**PROMPT:** Below are records; work out how many of their lines contain the word "Cyklotrasa" and reply with the number only.

**DATASET RECORDS:**
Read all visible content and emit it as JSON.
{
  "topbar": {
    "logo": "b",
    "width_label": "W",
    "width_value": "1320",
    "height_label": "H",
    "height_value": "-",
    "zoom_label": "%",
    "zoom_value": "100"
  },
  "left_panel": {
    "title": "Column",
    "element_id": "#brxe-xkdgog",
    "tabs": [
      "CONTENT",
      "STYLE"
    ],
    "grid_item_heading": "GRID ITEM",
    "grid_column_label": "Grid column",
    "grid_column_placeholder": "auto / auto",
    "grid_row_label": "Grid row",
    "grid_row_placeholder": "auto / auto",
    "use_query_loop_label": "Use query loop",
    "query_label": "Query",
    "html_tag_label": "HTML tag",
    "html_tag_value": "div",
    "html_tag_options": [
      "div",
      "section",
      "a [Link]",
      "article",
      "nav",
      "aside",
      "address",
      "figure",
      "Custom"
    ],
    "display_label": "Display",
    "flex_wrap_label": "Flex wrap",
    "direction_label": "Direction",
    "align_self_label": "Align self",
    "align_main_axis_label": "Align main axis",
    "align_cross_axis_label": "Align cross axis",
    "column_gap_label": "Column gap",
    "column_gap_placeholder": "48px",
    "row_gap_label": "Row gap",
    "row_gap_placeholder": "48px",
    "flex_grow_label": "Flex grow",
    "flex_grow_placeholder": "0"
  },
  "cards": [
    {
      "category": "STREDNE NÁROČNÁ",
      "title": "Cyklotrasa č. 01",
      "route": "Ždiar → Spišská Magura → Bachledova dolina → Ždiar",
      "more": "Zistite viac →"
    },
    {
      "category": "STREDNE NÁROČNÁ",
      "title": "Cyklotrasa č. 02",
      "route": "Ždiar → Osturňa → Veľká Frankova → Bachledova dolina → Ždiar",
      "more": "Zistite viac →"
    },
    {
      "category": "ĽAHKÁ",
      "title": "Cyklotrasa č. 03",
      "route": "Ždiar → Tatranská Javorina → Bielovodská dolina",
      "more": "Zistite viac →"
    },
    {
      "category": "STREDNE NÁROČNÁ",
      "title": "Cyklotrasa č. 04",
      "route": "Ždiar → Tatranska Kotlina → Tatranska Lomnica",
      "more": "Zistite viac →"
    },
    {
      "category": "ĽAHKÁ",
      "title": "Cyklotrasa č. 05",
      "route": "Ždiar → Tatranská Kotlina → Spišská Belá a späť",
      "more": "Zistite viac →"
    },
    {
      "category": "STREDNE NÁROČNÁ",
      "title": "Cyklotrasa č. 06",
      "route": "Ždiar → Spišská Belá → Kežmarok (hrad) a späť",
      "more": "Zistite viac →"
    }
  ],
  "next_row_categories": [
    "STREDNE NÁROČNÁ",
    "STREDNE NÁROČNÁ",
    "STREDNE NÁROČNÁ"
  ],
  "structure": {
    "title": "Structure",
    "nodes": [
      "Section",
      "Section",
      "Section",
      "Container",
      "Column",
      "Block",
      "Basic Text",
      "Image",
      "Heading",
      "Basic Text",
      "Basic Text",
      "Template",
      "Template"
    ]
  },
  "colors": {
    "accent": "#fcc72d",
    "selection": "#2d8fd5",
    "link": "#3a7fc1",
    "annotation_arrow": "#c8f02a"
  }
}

**COMPLETED TASK:** 6